Campaigners armed with beach accessories held "free to wear what we want" signs outside the embassy on Thursday where a pile of sand was also dumped in protest.
The participants also held signs denouncing Islamophobia in France. Some of the protesters were wearing a burkini, a swimsuit which covers the body and head.
“We’re here to show anger over the Burkini ban in France; so many people are shocked by it,” explained Yasmin, a protestor outside the embassy.
“It’s absolutely ridiculous that in 2016 governments have the right to tell people what they can and can’t wear,” she added. “What I think is more shocking is that France is a country that screams "fraternity, liberty and egality", but none of that is reflected in the burkini ban.”

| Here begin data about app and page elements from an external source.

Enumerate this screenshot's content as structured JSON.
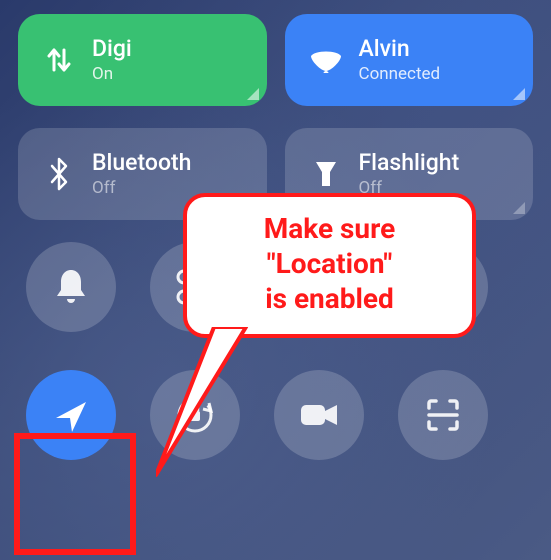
{
  "tiles": {
    "mobile_data": {
      "title": "Digi",
      "status": "On"
    },
    "wifi": {
      "title": "Alvin",
      "status": "Connected"
    },
    "bluetooth": {
      "title": "Bluetooth",
      "status": "Off"
    },
    "flashlight": {
      "title": "Flashlight",
      "status": "Off"
    }
  },
  "callout": {
    "line1": "Make sure",
    "line2": "\"Location\"",
    "line3": "is enabled"
  },
  "colors": {
    "highlight": "#ff1a1a",
    "active": "#3b82f6",
    "success": "#38c172"
  }
}
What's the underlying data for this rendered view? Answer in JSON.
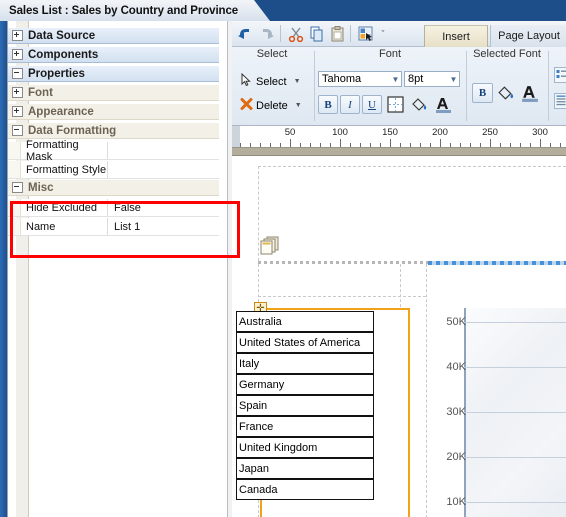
{
  "document_tab": {
    "title": "Sales List : Sales by Country and Province"
  },
  "properties_panel": {
    "sections": [
      {
        "label": "Data Source",
        "expanded": false,
        "level": "major"
      },
      {
        "label": "Components",
        "expanded": false,
        "level": "major"
      },
      {
        "label": "Properties",
        "expanded": true,
        "level": "major"
      },
      {
        "label": "Font",
        "expanded": false,
        "level": "minor"
      },
      {
        "label": "Appearance",
        "expanded": false,
        "level": "minor"
      },
      {
        "label": "Data Formatting",
        "expanded": true,
        "level": "minor"
      },
      {
        "label": "Misc",
        "expanded": true,
        "level": "minor"
      }
    ],
    "rows": [
      {
        "name": "Formatting Mask",
        "value": ""
      },
      {
        "name": "Formatting Style",
        "value": ""
      },
      {
        "name": "Hide Excluded",
        "value": "False"
      },
      {
        "name": "Name",
        "value": "List 1"
      }
    ],
    "highlight_color": "#ff0000"
  },
  "quick_access_toolbar": {
    "items": [
      {
        "name": "undo-icon",
        "label": "Undo"
      },
      {
        "name": "redo-icon",
        "label": "Redo"
      },
      {
        "name": "cut-icon",
        "label": "Cut"
      },
      {
        "name": "copy-icon",
        "label": "Copy"
      },
      {
        "name": "paste-icon",
        "label": "Paste"
      },
      {
        "name": "format-painter-icon",
        "label": "Format Painter"
      }
    ],
    "dropdown_caret": "ˇ"
  },
  "ribbon_tabs": [
    {
      "label": "Insert",
      "active": true
    },
    {
      "label": "Page Layout",
      "active": false
    }
  ],
  "ribbon_groups": [
    {
      "title": "Select",
      "buttons": [
        {
          "label": "Select",
          "icon": "cursor-arrow-icon",
          "has_dropdown": true
        },
        {
          "label": "Delete",
          "icon": "delete-x-icon",
          "has_dropdown": true
        }
      ]
    },
    {
      "title": "Font",
      "font_name": "Tahoma",
      "font_size": "8pt",
      "buttons": [
        {
          "label": "B",
          "name": "bold-button",
          "active": true
        },
        {
          "label": "I",
          "name": "italic-button",
          "active": false
        },
        {
          "label": "U",
          "name": "underline-button",
          "active": false
        },
        {
          "label": "",
          "name": "borders-icon",
          "active": false
        },
        {
          "label": "",
          "name": "fill-color-icon",
          "active": false
        },
        {
          "label": "",
          "name": "font-color-icon",
          "active": false
        }
      ]
    },
    {
      "title": "Selected Font",
      "buttons": [
        {
          "label": "B",
          "name": "selected-bold-button",
          "active": true
        },
        {
          "label": "",
          "name": "selected-fill-color-icon",
          "active": false
        },
        {
          "label": "",
          "name": "selected-font-color-icon",
          "active": false
        }
      ]
    }
  ],
  "ruler": {
    "ticks": [
      50,
      100,
      150,
      200,
      250,
      300
    ],
    "unit_step": 10
  },
  "canvas": {
    "list_items": [
      "Australia",
      "United States of America",
      "Italy",
      "Germany",
      "Spain",
      "France",
      "United Kingdom",
      "Japan",
      "Canada"
    ],
    "selection_color": "#f0a31a",
    "move_handle_glyph": "✛"
  },
  "chart_data": {
    "type": "bar",
    "title": "",
    "xlabel": "",
    "ylabel": "",
    "categories": [],
    "values": [],
    "ytick_labels": [
      "50K",
      "40K",
      "30K",
      "20K",
      "10K"
    ],
    "ytick_values": [
      50000,
      40000,
      30000,
      20000,
      10000
    ],
    "ylim": [
      0,
      50000
    ],
    "grid": true,
    "legend": "none"
  }
}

Another protestor said: “It’s a protest in response to the French police’s violation of the Muslim woman on the beach by forcing her to strip off her burkini surrounded by armed police officers … so I’m here in solidarity for the right of all women to choose whatever we put on our bodies.”
The London demonstration follows a similar rally in Germany, where protesters gathered outside the French embassy in Berlin to voice their dismay with the French ban.
This week armed police were photographed forcing a woman on a French beach to take off her Islamic dress.
The photograph of French police armed with guns, batons and pepper spray standing round as the woman removed a headscarf and matching top has gone viral on social media.
"The French authorities are in good company; the only other people forcing women to change their clothing at gun point are Daesh (ISIL)," a spokesperson for the Muslim Council of Britain said.
Around 15 French coastal towns have issued burkini bans. French ministers have said the law is in line with the country's secular laws.
France’s highest administrative court is meeting to consider a complaint against the ban after human rights groups and an anti-Islamophobia association argue that the ban is in breach of French law.